The Tale of Princess Kaguya is a richly-drawn and heart-wrenching new film by Studio Ghibli. Based on the tenth-century Japanese folk tale The Woodcutter’s Daughter, Isao Takahata’s swan-song simultaneously dazzles the senses and tugs on the heartstrings.
The story begins with an elderly bamboo cutter, who finds a tiny magical princess inside a shining stalk of bamboo. Believing that he has been blessed by the gods, he takes the tiny princess home, only for her to transform into a very real human baby. Things only get stranger from there. We see Princess Kaguya, known as Takenoko (Little Bamboo) by her friends, grow up in Japan’s rural countryside, only for her father to decide to send her to the capital, where she must learn to be a true noblewoman. Kaguya must deal with the unwanted advances of the kingdom’s most eligible bachelors, setting them a series of impossible tasks in return for her hand in marriage, before facing her biggest challenge yet.

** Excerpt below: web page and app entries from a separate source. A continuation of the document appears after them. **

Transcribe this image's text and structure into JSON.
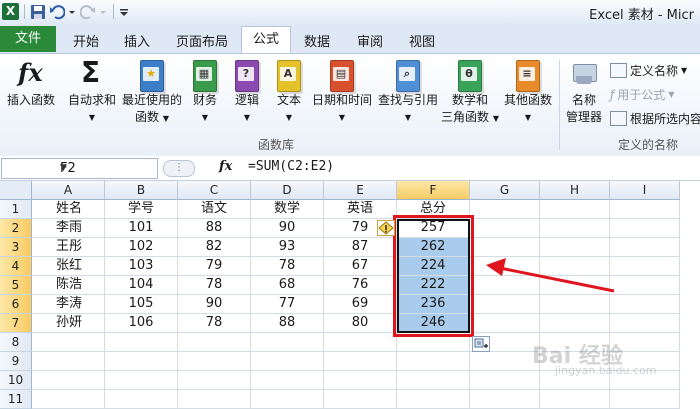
{
  "window": {
    "title": "Excel 素材 - Micr"
  },
  "tabs": {
    "file": "文件",
    "items": [
      "开始",
      "插入",
      "页面布局",
      "公式",
      "数据",
      "审阅",
      "视图"
    ],
    "active": "公式"
  },
  "ribbon": {
    "insert_function": "插入函数",
    "autosum": "自动求和",
    "recent": [
      "最近使用的",
      "函数"
    ],
    "financial": "财务",
    "logical": "逻辑",
    "text": "文本",
    "datetime": "日期和时间",
    "lookup": "查找与引用",
    "math": [
      "数学和",
      "三角函数"
    ],
    "other": "其他函数",
    "name_manager": [
      "名称",
      "管理器"
    ],
    "define_name": "定义名称",
    "use_in_formula": "用于公式",
    "create_from_selection": "根据所选内容",
    "group_library": "函数库",
    "group_names": "定义的名称",
    "fx_glyph": "fx",
    "sigma_glyph": "Σ",
    "theta_glyph": "θ",
    "a_glyph": "A",
    "q_glyph": "?"
  },
  "formula_bar": {
    "name_box": "F2",
    "fx": "fx",
    "formula": "=SUM(C2:E2)"
  },
  "grid": {
    "columns": [
      "A",
      "B",
      "C",
      "D",
      "E",
      "F",
      "G",
      "H",
      "I"
    ],
    "rows": [
      "1",
      "2",
      "3",
      "4",
      "5",
      "6",
      "7",
      "8",
      "9",
      "10",
      "11"
    ],
    "header_row": [
      "姓名",
      "学号",
      "语文",
      "数学",
      "英语",
      "总分"
    ],
    "data": [
      [
        "李雨",
        "101",
        "88",
        "90",
        "79",
        "257"
      ],
      [
        "王彤",
        "102",
        "82",
        "93",
        "87",
        "262"
      ],
      [
        "张红",
        "103",
        "79",
        "78",
        "67",
        "224"
      ],
      [
        "陈浩",
        "104",
        "78",
        "68",
        "76",
        "222"
      ],
      [
        "李涛",
        "105",
        "90",
        "77",
        "69",
        "236"
      ],
      [
        "孙妍",
        "106",
        "78",
        "88",
        "80",
        "246"
      ]
    ],
    "active_cell": "F2"
  },
  "watermark": {
    "main": "Bai 经验",
    "sub": "jingyan.baidu.com"
  },
  "colors": {
    "file_tab": "#2a8a3a",
    "selection": "#a9ccec",
    "highlight": "#e0161e"
  }
}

The film’s animation differs from many of Studio Ghibli’s other offerings, featuring a minimalist art style that encompasses pen and charcoal-drawn sketches, perfectly accentuating the movie’s plot. The film’s artwork is fluid and gorgeous, with the style subtly changing depending on a scene’s emotional resonance. The Tale of Princess Kaguya also features a stunning soundtrack, which seamlessly combines with the plot and animation to produce something that is far greater than any of its individual components.
With a running-time of over two hours, it could be argued that the film is drawn out too long, though this gives the audience more time to luxuriate in the wonderful world that Takahata has brought to the screen. An oddly-structured plot and several surprise twists keep the audience on edge, producing a delicious contrast with the sheer beauty of the animation and soundtrack.
A fusion of joy, melancholy, traditional art and modern animation, the impact of The Tale of Princess Kaguya will certainly linger with its viewers.
Verdict: Four Stars
This article was originally published here.